Perhaps the greatest feature of the Kindle application, and the main reason why I prefer it over iBooks, is the ability to use your purchased books on up to six devices. That means that you can download a book to your iPad, Windows PC, Mac PC, iPhone, Blackberry, and if rumors are correct, your Android phone later this summer. The applications will synchronize your unread marks, last position, notes, annotations, and more, so you can pick up your reading at any time with any of your devices.
iBooks does have one advantage though – you can search within books. The folks at Amazon state that search is coming to the iPad soon, and just recently made it available on iPhone.
While not an eBook, I use PDF files extensively, and many of my IT reference books come with PDF versions. GoodReader for iPad allows you to wirelessly transfer PDF files to the iPad and read PDFs sent via e-mail or on websites. You can modify the display so that it is plain text, copy passages out of PDFs, search with PDF files, and much more. It is by far the best PDF reader I have seen.
There are tons of news applications available for the iPad, however I’ve limited myself to five applications: Editor’s Choice, Feeddler Pro, Fluent, NPR, USA Today. Editor’s Choice from the New York Times and the USA Today application do a great job of simulating the experience of reading a real paper. The layout is very similar to each of their front page layouts, and you can tap the article title to read more. They’ll even work offline, although photos were unavailable offline.

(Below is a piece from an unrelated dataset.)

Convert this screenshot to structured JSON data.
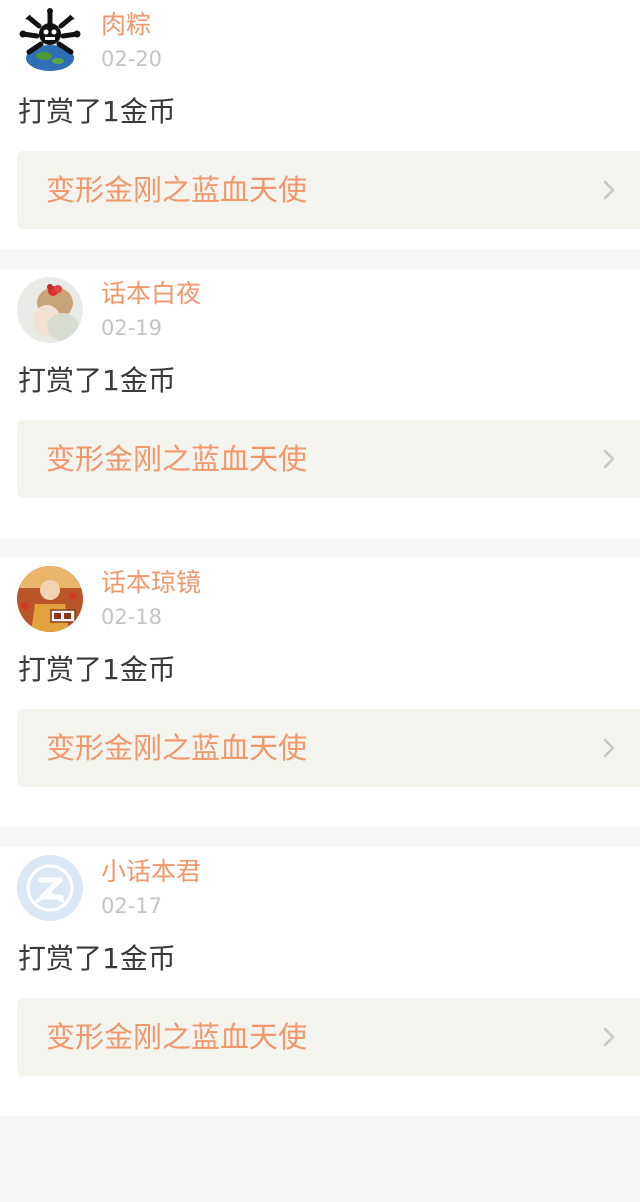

With Feeddler Pro, a Google Reader client, you can synchronize before leaving WiFi coverage and read articles offline; keeping all of your other devices in sync so you do not have to re-read/re-mark articles as read on those devices. It has a clean interface and allows you to view photos, share via e-mail/Facebook/Twitter, and more.
Fluent aggregates news from dozens of sources and presents it all in one place. It even groups similar news stories together so that you have less to sift through. A subscription is available that allows you to customize the news feed.
If you are a fan of NPR you need to check out the NPR application. You can access program recordings and additional content from radio programs through the application. It partially works in airplane mode, so you could read the text of content, however graphics may not appear. You will also be prompted to check your internet connection.
With these applications, I get my news online and don’t subscribe to local newspapers or bind myself to local newscasts.
Since traveling to Cameroon in 2007, I have become a little better at spiritual study and wanted to find software that would allow me to study when the mood struck, not just at home or in a hotel room at specific times of day. Enter Olive Tree’s BibleReader 4. This iPad application allows you to purchase bibles, commentaries, religious ebooks, and more right from the application, and like the Kindle application, allows you to access your purchases on any mobile device you own. I have the same material on my Android phone as well, so I can truly use it anywhere. The only downside is that there is no desktop/laptop program yet.
How do you use your iPad to keep informed and lighten your load?